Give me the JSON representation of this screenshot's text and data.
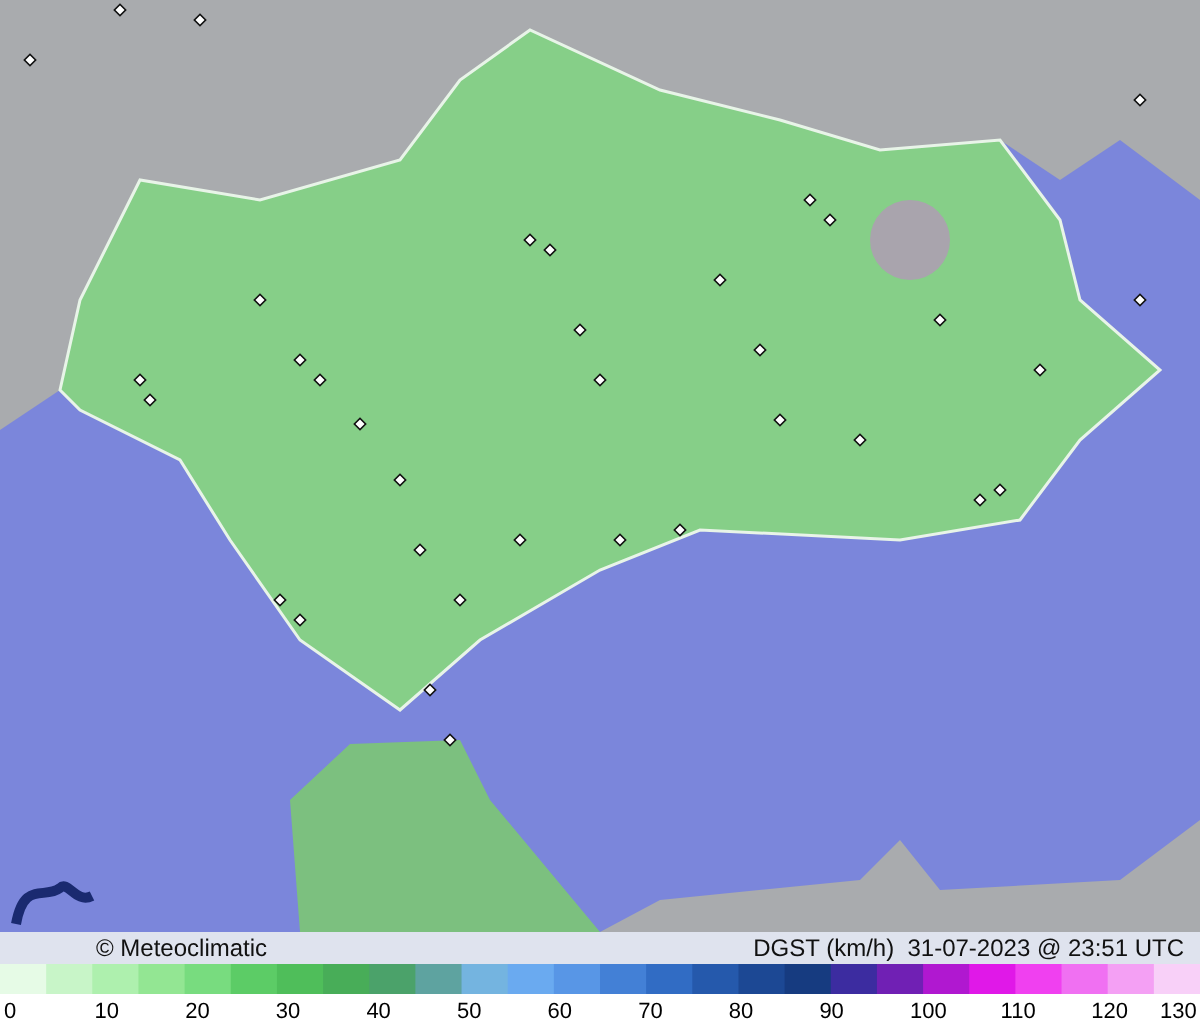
{
  "credit": "© Meteoclimatic",
  "caption": "DGST (km/h)  31-07-2023 @ 23:51 UTC",
  "scale_labels": [
    "0",
    "10",
    "20",
    "30",
    "40",
    "50",
    "60",
    "70",
    "80",
    "90",
    "100",
    "110",
    "120",
    "130"
  ]
}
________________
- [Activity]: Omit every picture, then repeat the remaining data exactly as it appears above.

- [Your solution]:
Give me the JSON representation of this screenshot's text and data.
{
  "credit": "© Meteoclimatic",
  "caption": "DGST (km/h)  31-07-2023 @ 23:51 UTC",
  "scale_labels": [
    "0",
    "10",
    "20",
    "30",
    "40",
    "50",
    "60",
    "70",
    "80",
    "90",
    "100",
    "110",
    "120",
    "130"
  ]
}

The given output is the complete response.